I like this book, #2 in the Survivors' Club series, much less than The Proposal (#1). Like everything written by Ms. Balogh, this novel is a gentle historical romance. After being wounded in the war, the hero Vincent is blind, although he is a rich, titled gentleman and he has a loving, extended family. The heroine Sophia is an impoverished girl with no place of her own, no family, and no money.
Vincent wants to live a life as normal as possible for a blind guy. To start with, he wants to select his own bride instead of accepting his mother’s matchmaking. Sophia wants – well, a place to belong and a way to survive her poverty. She also likes Vincent too much for her own good. They seem created for each other, so they make an arrangement.
I like both protagonists. They are alive. Both are charming and smart but they have insecurities and problems. Both are working on overcoming them. Placed in the first part of the 19th century in England, their story develops along the familiar lines of a historical romance.
Sadly, the book is uneven. The first half takes place in a short period of time – about a week – and the action moves swiftly. The descriptions are vivid. The plotline unfolds like a movie, one entertaining scene after another, with humor and tragedy blending together into an absorbing tale. Several possible complications shimmer on the horizon, threatening the characters, who fully engage the reader’s attention.
Then the second part arrives, about 70% into the book, and the action stops. Almost everything after that is a summary, stretched over months. The scenes are short and rare, and most interactions of the heroes with other characters are described rather than shown. There are still dialogs but they are swallowed by pages and pages of digest-like narrative.
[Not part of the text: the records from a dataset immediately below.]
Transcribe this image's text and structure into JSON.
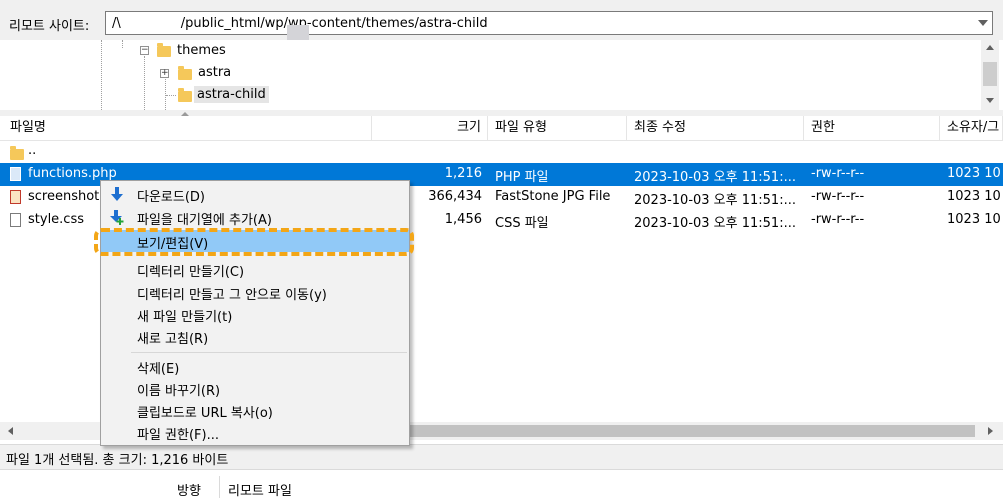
{
  "address": {
    "label": "리모트 사이트:",
    "path_prefix": "/\\",
    "path_rest": "/public_html/wp/wp-content/themes/astra-child"
  },
  "tree": {
    "items": [
      {
        "label": "themes",
        "expander": "−"
      },
      {
        "label": "astra",
        "expander": "+"
      },
      {
        "label": "astra-child",
        "expander": ""
      }
    ]
  },
  "columns": [
    "파일명",
    "크기",
    "파일 유형",
    "최종 수정",
    "권한",
    "소유자/그"
  ],
  "files": [
    {
      "name": "..",
      "size": "",
      "type": "",
      "modified": "",
      "perms": "",
      "owner": "",
      "selected": false,
      "icon": "folder-icon"
    },
    {
      "name": "functions.php",
      "size": "1,216",
      "type": "PHP 파일",
      "modified": "2023-10-03 오후 11:51:...",
      "perms": "-rw-r--r--",
      "owner": "1023 10",
      "selected": true,
      "icon": "php-file-icon"
    },
    {
      "name": "screenshot.jpg",
      "size": "366,434",
      "type": "FastStone JPG File",
      "modified": "2023-10-03 오후 11:51:...",
      "perms": "-rw-r--r--",
      "owner": "1023 10",
      "selected": false,
      "icon": "jpg-file-icon"
    },
    {
      "name": "style.css",
      "size": "1,456",
      "type": "CSS 파일",
      "modified": "2023-10-03 오후 11:51:...",
      "perms": "-rw-r--r--",
      "owner": "1023 10",
      "selected": false,
      "icon": "css-file-icon"
    }
  ],
  "context_menu": {
    "items": [
      {
        "label": "다운로드(D)",
        "icon": "download-icon"
      },
      {
        "label": "파일을 대기열에 추가(A)",
        "icon": "add-to-queue-icon"
      },
      {
        "label": "보기/편집(V)",
        "icon": ""
      },
      {
        "label": "디렉터리 만들기(C)",
        "icon": ""
      },
      {
        "label": "디렉터리 만들고 그 안으로 이동(y)",
        "icon": ""
      },
      {
        "label": "새 파일 만들기(t)",
        "icon": ""
      },
      {
        "label": "새로 고침(R)",
        "icon": ""
      },
      {
        "label": "삭제(E)",
        "icon": ""
      },
      {
        "label": "이름 바꾸기(R)",
        "icon": ""
      },
      {
        "label": "클립보드로 URL 복사(o)",
        "icon": ""
      },
      {
        "label": "파일 권한(F)...",
        "icon": ""
      }
    ],
    "highlighted_index": 2
  },
  "status": {
    "text": "파일 1개 선택됨. 총 크기: 1,216 바이트"
  },
  "queue_tabs": {
    "direction": "방향",
    "remote_file": "리모트 파일"
  },
  "colors": {
    "selection": "#0078d7",
    "menu_highlight": "#91c9f7",
    "annotation": "#f3a617"
  }
}
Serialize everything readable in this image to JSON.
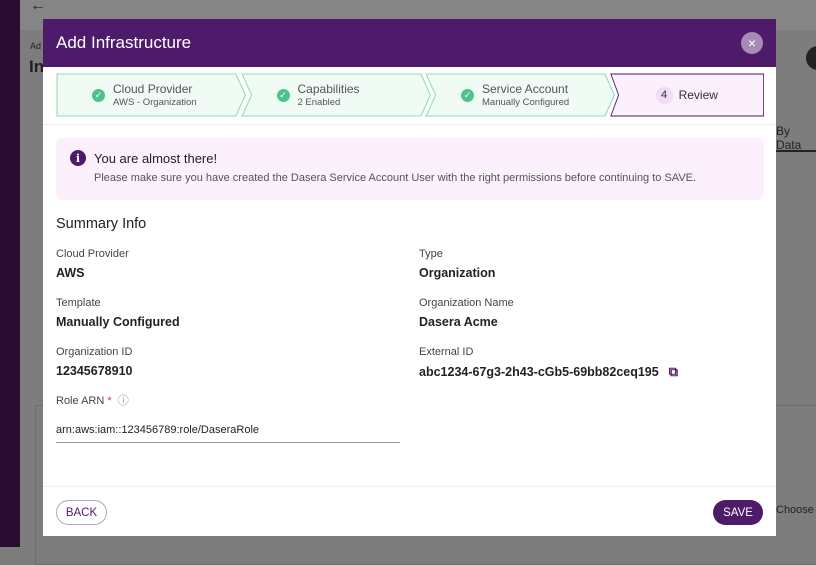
{
  "background": {
    "back_arrow": "←",
    "breadcrumb_fragment": "Ad",
    "title_fragment": "In",
    "tab_fragment": "By Data",
    "choose_fragment": "Choose"
  },
  "modal": {
    "title": "Add Infrastructure",
    "close_icon": "×",
    "steps": [
      {
        "title": "Cloud Provider",
        "subtitle": "AWS - Organization",
        "status": "complete"
      },
      {
        "title": "Capabilities",
        "subtitle": "2 Enabled",
        "status": "complete"
      },
      {
        "title": "Service Account",
        "subtitle": "Manually Configured",
        "status": "complete"
      },
      {
        "number": "4",
        "title": "Review",
        "status": "active"
      }
    ],
    "alert": {
      "title": "You are almost there!",
      "message": "Please make sure you have created the Dasera Service Account User with the right permissions before continuing to SAVE."
    },
    "summary_title": "Summary Info",
    "fields": {
      "cloud_provider": {
        "label": "Cloud Provider",
        "value": "AWS"
      },
      "type": {
        "label": "Type",
        "value": "Organization"
      },
      "template": {
        "label": "Template",
        "value": "Manually Configured"
      },
      "org_name": {
        "label": "Organization Name",
        "value": "Dasera Acme"
      },
      "org_id": {
        "label": "Organization ID",
        "value": "12345678910"
      },
      "external_id": {
        "label": "External ID",
        "value": "abc1234-67g3-2h43-cGb5-69bb82ceq195"
      }
    },
    "role_arn": {
      "label": "Role ARN",
      "required": "*",
      "info": "ⓘ",
      "value": "arn:aws:iam::123456789:role/DaseraRole"
    },
    "back_label": "BACK",
    "save_label": "SAVE"
  },
  "colors": {
    "primary": "#4e1a6a",
    "success": "#4cc38a"
  }
}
The writing is good though, as professional as I’ve come to expect from this writer, so the story reads well to the end.
Overall – a nice addition to this romantic series but nothing special.